While the site itself is not extremist, extremists have joined Parler in large numbers alongside millions of mainstream users, creating the potential for extensive and worrying commingling of extremists and non-extremists. 

Parler is the just latest in a long line of platforms, including Telegram and Gab, that have attempted to lure right-wing users away from mainstream social media platforms.

The site experienced exponential growth in recent months, especially following Election Day, as Twitter and Facebook limited posts by President Trump and other conservative influencers that violated terms of service prohibiting the spread of misinformation. Parler currently claims to have around eight million active users.

Parler has attracted a range of right-wing extremists. Proud Boys, QAnon adherents, anti-government extremists (Oath Keepers, Three Percenters and militia) and white supremacists (from members of the alt right to accelerationists) openly promote their ideologies on the site, while Holocaust denial, antisemitism, racism and other forms of bigotry are also easy to find.

In the days following the election, extremists and mainstream conservatives alike are using Parler to organize and recruit for pro-Trump (Million MAGA March and #StoptheSteal) events in Washington, D.C., and elsewhere.



Extremist Usage

While Parler is not an extremist platform, the site hosts a significant and growing number of users who adhere to a wide variety of mostly right-wing extremist ideologies. Unlike more mainstream platforms, Parler allows users to direct followers to sites like Telegram and Bitchute, which are rife with extremist content.




Some extremists have garnered large followings on Parler, including (as of 11/11/2020):


  • Laura Loomer, an anti-Muslim extremist who lost her 2020 race to represent Florida’s 21st district in Congress, and who has been banned from most mainstream social media platforms - 701k followers
  • Proud Boys - 102k followers
  • InfoWars’ “’Stop the Steal’ Caravan” with Owen Shroyer - 23k followers
  • QAnon+ - 44k followers
  • VDARE - 4.3k followers
  • Patrick Casey - 2.6k followers

Numerous white supremacist groups and figures have established Parler accounts, including The RightStuff, America First Groypers, David Duke, Jared Taylor, Henrik Palmgren, The Red Elephants, The White News Network, the National Justice Party, Nordic Resistance Movement and American Renaissance. Additionally, well-known antisemites operate on the site, including Patrick Little, The Noticer and Jinjerzilla.

As millions of conservatives flock to the site, Parler risks becoming a right-wing echo chamber that could exacerbate political polarization and division. And extremists may attempt to leverage this mainstream migration as a way to elevate their own hateful views. 

Not all extremists are convinced that Parler will be a permanent home. Some fear that the site will go the way of other social media platforms that began as self-professed havens for free speech but later cracked down on extremist content. As white supremacist Mike Enoch remarked on Telegram about Parler, “…this seems like an echo chamber for ‘respectable’ conservatives…and they are supposedly letting us swim in their fishbowl. Let’s see how long it lasts.”

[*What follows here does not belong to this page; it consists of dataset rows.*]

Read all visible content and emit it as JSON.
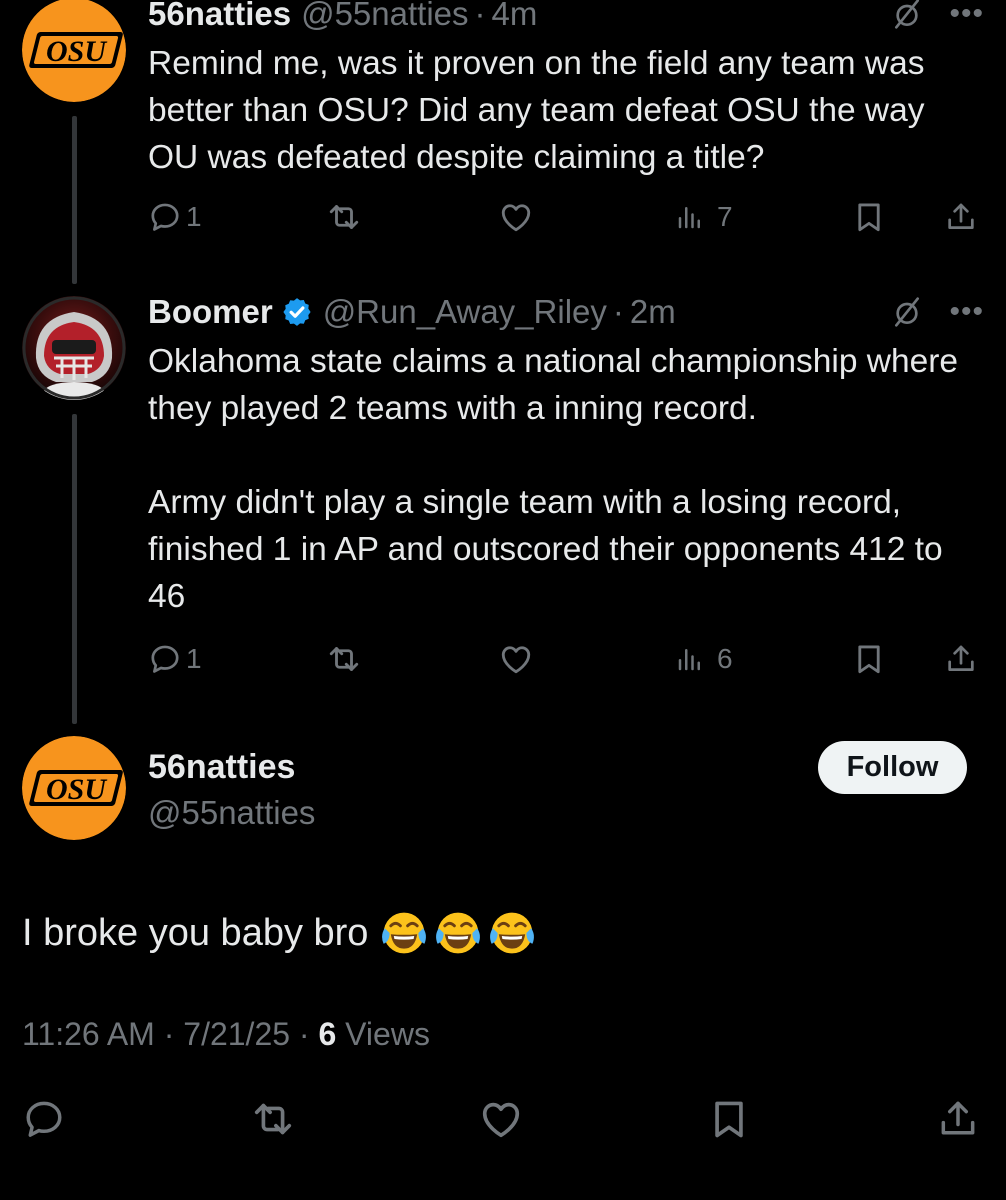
{
  "tweets": [
    {
      "name": "56natties",
      "handle": "@55natties",
      "time": "4m",
      "text": [
        "Remind me, was it proven on the field any team was better than OSU? Did any team defeat OSU the way OU was defeated despite claiming a title?"
      ],
      "reply_count": "1",
      "views": "7",
      "avatar_logo": "OSU"
    },
    {
      "name": "Boomer",
      "handle": "@Run_Away_Riley",
      "time": "2m",
      "verified": true,
      "text": [
        "Oklahoma state claims a national championship where they played 2 teams with a inning record.",
        "Army didn't play a single team with a losing record, finished 1 in AP and outscored their opponents 412 to 46"
      ],
      "reply_count": "1",
      "views": "6"
    }
  ],
  "main_tweet": {
    "name": "56natties",
    "handle": "@55natties",
    "follow_label": "Follow",
    "text": "I broke you baby bro",
    "emojis": [
      "face-with-tears-of-joy",
      "face-with-tears-of-joy",
      "face-with-tears-of-joy"
    ],
    "time": "11:26 AM",
    "date": "7/21/25",
    "views_count": "6",
    "views_label": "Views",
    "avatar_logo": "OSU"
  },
  "separator": "·",
  "icons": [
    "reply-icon",
    "retweet-icon",
    "like-icon",
    "views-icon",
    "bookmark-icon",
    "share-icon",
    "grok-icon",
    "more-icon",
    "verified-icon"
  ],
  "colors": {
    "background": "#000000",
    "text": "#e7e9ea",
    "muted": "#71767b",
    "osu_orange": "#f7941d",
    "verified_blue": "#1d9bf0"
  }
}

Founded in 2018 by John Matze and Jared Thomson, Parler positions itself a champion of free speech.

Parler currently boasts more than eight million users, a number that represents a more than eight-fold increase in just one week, according to CEO John Matze’s November 10, 2020, letter to Parler users. In the letter, Matze celebrated the platform’s growth and applauded Parler’s efforts – dubbed Twexit and Erasebook -- to attract Twitter and Facebook users away from those sites, citing the platforms’ alleged “suppression of election information” as a catalyst for users’ departures.




Many conservative influencers, including Sean Hannity, Senator Ted Cruz and Eric Trump, have railed against Twitter and Facebook and urged their followers to make the move to Parler.